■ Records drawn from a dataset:
• • •

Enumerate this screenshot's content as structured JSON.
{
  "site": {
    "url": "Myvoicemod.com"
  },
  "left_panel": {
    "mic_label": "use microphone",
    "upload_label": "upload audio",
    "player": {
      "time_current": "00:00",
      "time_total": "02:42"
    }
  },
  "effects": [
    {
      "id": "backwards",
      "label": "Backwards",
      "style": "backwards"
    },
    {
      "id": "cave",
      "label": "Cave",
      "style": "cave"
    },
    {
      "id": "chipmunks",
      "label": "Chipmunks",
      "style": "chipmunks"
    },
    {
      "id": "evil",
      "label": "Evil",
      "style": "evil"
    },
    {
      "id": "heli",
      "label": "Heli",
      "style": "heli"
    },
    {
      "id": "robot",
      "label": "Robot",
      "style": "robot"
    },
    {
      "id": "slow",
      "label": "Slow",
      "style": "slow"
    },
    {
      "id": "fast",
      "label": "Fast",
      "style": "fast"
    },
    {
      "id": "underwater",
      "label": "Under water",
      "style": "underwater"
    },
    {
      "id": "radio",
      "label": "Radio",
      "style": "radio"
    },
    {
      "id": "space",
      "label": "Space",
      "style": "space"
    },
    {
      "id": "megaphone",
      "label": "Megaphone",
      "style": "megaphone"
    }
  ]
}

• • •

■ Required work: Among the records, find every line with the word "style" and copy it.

■ Answer space:
      "style": "backwards"
      "style": "cave"
      "style": "chipmunks"
      "style": "evil"
      "style": "heli"
      "style": "robot"
      "style": "slow"
      "style": "fast"
      "style": "underwater"
      "style": "radio"
      "style": "space"
      "style": "megaphone"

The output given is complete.